▶ [WHAT TO PRODUCE]: Word for word, restate the entries below and exclude every image.

▶ [INFORMATION PROVIDED]:
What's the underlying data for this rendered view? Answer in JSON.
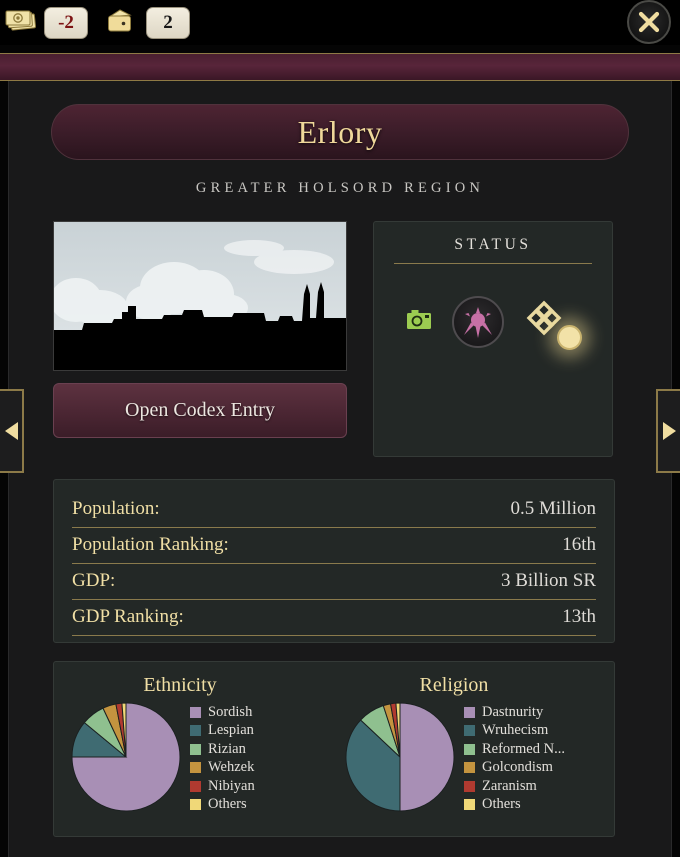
{
  "topbar": {
    "resources": [
      {
        "icon": "money-stack-icon",
        "value": "-2",
        "tone": "negative"
      },
      {
        "icon": "wallet-icon",
        "value": "2",
        "tone": "positive"
      }
    ],
    "close_label": "close-icon"
  },
  "nav": {
    "prev": "previous-region",
    "next": "next-region"
  },
  "header": {
    "title": "Erlory",
    "subtitle": "GREATER HOLSORD REGION"
  },
  "codex": {
    "button_label": "Open Codex Entry"
  },
  "status": {
    "title": "STATUS",
    "icons": [
      {
        "name": "camera-icon",
        "color": "#9ac košt"
      },
      {
        "name": "sun-emblem-icon",
        "color": "#c770a6"
      },
      {
        "name": "knot-emblem-icon",
        "color": "#e8d9a0"
      }
    ]
  },
  "stats": [
    {
      "label": "Population:",
      "value": "0.5 Million"
    },
    {
      "label": "Population Ranking:",
      "value": "16th"
    },
    {
      "label": "GDP:",
      "value": "3 Billion SR"
    },
    {
      "label": "GDP Ranking:",
      "value": "13th"
    }
  ],
  "chart_data": [
    {
      "type": "pie",
      "title": "Ethnicity",
      "categories": [
        "Sordish",
        "Lespian",
        "Rizian",
        "Wehzek",
        "Nibiyan",
        "Others"
      ],
      "values": [
        75,
        11,
        7,
        4,
        1.8,
        1.2
      ],
      "colors": [
        "#a88fb5",
        "#3f6b72",
        "#8fc08f",
        "#c4943f",
        "#b03a30",
        "#f0d878"
      ],
      "legend_position": "right",
      "start_angle": -90
    },
    {
      "type": "pie",
      "title": "Religion",
      "categories": [
        "Dastnurity",
        "Wruhecism",
        "Reformed N...",
        "Golcondism",
        "Zaranism",
        "Others"
      ],
      "values": [
        50,
        37,
        8,
        2.2,
        1.6,
        1.2
      ],
      "colors": [
        "#a88fb5",
        "#3f6b72",
        "#8fc08f",
        "#c4943f",
        "#b03a30",
        "#f0d878"
      ],
      "legend_position": "right",
      "start_angle": -90
    }
  ],
  "theme": {
    "gold": "#f0dfa5",
    "maroon": "#4a1f30",
    "panel": "#19191a",
    "card": "#232826"
  }
}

▶ [WRITTEN ANSWER]:
What's the underlying data for this rendered view? Answer in JSON.
{
  "topbar": {
    "resources": [
      {
        "icon": "money-stack-icon",
        "value": "-2",
        "tone": "negative"
      },
      {
        "icon": "wallet-icon",
        "value": "2",
        "tone": "positive"
      }
    ],
    "close_label": "close-icon"
  },
  "nav": {
    "prev": "previous-region",
    "next": "next-region"
  },
  "header": {
    "title": "Erlory",
    "subtitle": "GREATER HOLSORD REGION"
  },
  "codex": {
    "button_label": "Open Codex Entry"
  },
  "status": {
    "title": "STATUS",
    "icons": [
      {
        "name": "camera-icon",
        "color": "#9ac košt"
      },
      {
        "name": "sun-emblem-icon",
        "color": "#c770a6"
      },
      {
        "name": "knot-emblem-icon",
        "color": "#e8d9a0"
      }
    ]
  },
  "stats": [
    {
      "label": "Population:",
      "value": "0.5 Million"
    },
    {
      "label": "Population Ranking:",
      "value": "16th"
    },
    {
      "label": "GDP:",
      "value": "3 Billion SR"
    },
    {
      "label": "GDP Ranking:",
      "value": "13th"
    }
  ],
  "chart_data": [
    {
      "type": "pie",
      "title": "Ethnicity",
      "categories": [
        "Sordish",
        "Lespian",
        "Rizian",
        "Wehzek",
        "Nibiyan",
        "Others"
      ],
      "values": [
        75,
        11,
        7,
        4,
        1.8,
        1.2
      ],
      "colors": [
        "#a88fb5",
        "#3f6b72",
        "#8fc08f",
        "#c4943f",
        "#b03a30",
        "#f0d878"
      ],
      "legend_position": "right",
      "start_angle": -90
    },
    {
      "type": "pie",
      "title": "Religion",
      "categories": [
        "Dastnurity",
        "Wruhecism",
        "Reformed N...",
        "Golcondism",
        "Zaranism",
        "Others"
      ],
      "values": [
        50,
        37,
        8,
        2.2,
        1.6,
        1.2
      ],
      "colors": [
        "#a88fb5",
        "#3f6b72",
        "#8fc08f",
        "#c4943f",
        "#b03a30",
        "#f0d878"
      ],
      "legend_position": "right",
      "start_angle": -90
    }
  ],
  "theme": {
    "gold": "#f0dfa5",
    "maroon": "#4a1f30",
    "panel": "#19191a",
    "card": "#232826"
  }
}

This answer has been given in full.